“(The O.B.) is intimidating—also on the second and fourth and 18th,” Henrik Stenson, the winner of the 2016 Open, told GolfDigest.com. “You can see all those white stakes. They stare right at you.”
3. CALAMITY CORNER
The long par-3 16th is called Calamity Corner for good reason. Players must hit their tee shot over a yawning chasm that hugs the right side of the green on the 236-yard hole. The hole doesn’t have any bunkers, but that’s because none are necessary. It is hard enough as it is.
“The course does not disdain the spectacular, such as the one-shot hole called Calamity Corner, with its terrifying sandy cliffs and its Gadarene descent into unknown depths to the right of the green,” Darwin wrote.
The hollow left of the 16th green is named after former Open champion Bobby Locke, who, after taking one look at the hole, decided to play safely well left of the green. He saved par all four times. Players who miss right could find themselves as far as 50 feet below the green.
4. STRONG FINISH
Sacrificing its two finishing holes to host The Open may actually have given Royal Portrush a better finish.
The course now closes with two holes that offer disparate tests.
The 408-yard 17th hole allows players an opportunity to pick up the shot they may have lost on Calamity Corner. The short par-4 is much more welcoming than its foreboding name, “Purgatory.” The moniker may point to the fact that players can be stuck between two choices when they stand on the 17th tee.
A severe downslope propels balls toward the putting surface, allowing players to consider reaching the green with their tee shots. A new bunker that isn’t visible from the tee was added to the hole’s left side to some risk for those seeking a big reward. Playing safe doesn’t make things easy, though. Players who lay back will face a downhill pitch shot to a narrow green protected by bunkers on both sides.
The 18th hole offers a more traditional test. It measures 474 yards. A new tee hopes to increase the number of drivers hit on the final hole. Hitting the tee shot down the left side gives players a better view of the green. The left side of the hole is lined by out-of-bounds stakes, though. Max Faulkner famously hit a miraculous recovery from near the O.B. fence during his win here in 1951. In the third round, he hit his tee shot near some steps and barbed wire. He took some time to determine a way to hit his shot without cutting his hands on the wire. He eventually used his 4-wood to slice his ball – which flew over the out-of-bounds before curving back into play -- onto the green.
Faulkner’s playing partner, American amateur Frank Stranahan, called it “the greatest shot I’ve ever seen.”
5. PORTRUSH’S CHAMPION

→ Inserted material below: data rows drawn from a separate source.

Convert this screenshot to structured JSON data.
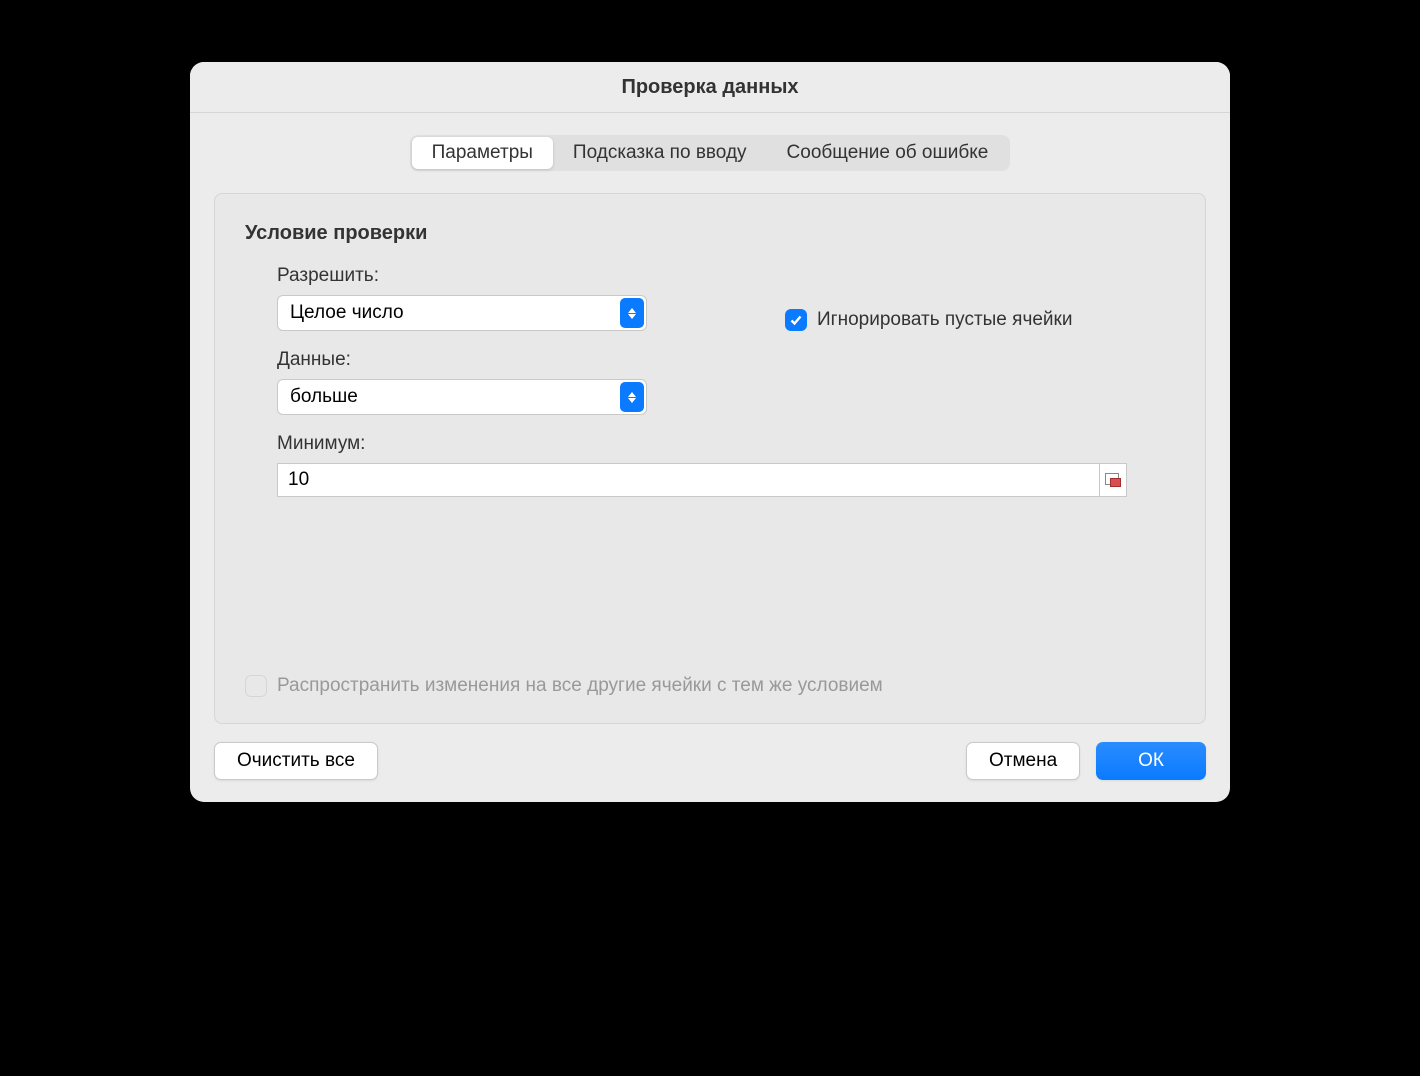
{
  "dialog": {
    "title": "Проверка данных"
  },
  "tabs": {
    "settings": "Параметры",
    "input_message": "Подсказка по вводу",
    "error_alert": "Сообщение об ошибке"
  },
  "panel": {
    "section_title": "Условие проверки",
    "allow_label": "Разрешить:",
    "allow_value": "Целое число",
    "data_label": "Данные:",
    "data_value": "больше",
    "minimum_label": "Минимум:",
    "minimum_value": "10",
    "ignore_blank_label": "Игнорировать пустые ячейки",
    "ignore_blank_checked": true,
    "propagate_label": "Распространить изменения на все другие ячейки с тем же условием",
    "propagate_checked": false
  },
  "buttons": {
    "clear_all": "Очистить все",
    "cancel": "Отмена",
    "ok": "ОК"
  }
}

Faulkner won his only Open at Portrush, beating Argentina’s Antonio Cerda by two shots. Faulkner, who wasn’t known for his prowess on the putting surface, used a new putter to take just 105 strokes on the greens.
“It was all I ever wanted. The Open meant everything to me,” he said. There is a story that Faulkner, who built a six-shot lead after three rounds, signed an autograph with the words “Open Champion 1951” before teeing off in the final round later that day.
“My God, I’d better not lose now,” he thought. His final-round 74, his highest score of the week by three shots, was enough for the victory, though.
How did he celebrate? He participated in a father-son cricket match at his son’s school the day after his victory.
Faulkner, who served in World War II, was the only British winner of The Open between Sir Henry Cotton in 1948 and Tony Jacklin in 1969. He was a flamboyant character known for his colorful outfits. His style was inspired by a hospital stay after suffering a perforated eardrum.
“Every morning the nurses brought pretty flowers into the ward, and every night they took them out,” Faulkner once said. “It was so gray without those flowers. I thought, if I ever get out of this bloody war I’m going to wear some colors.”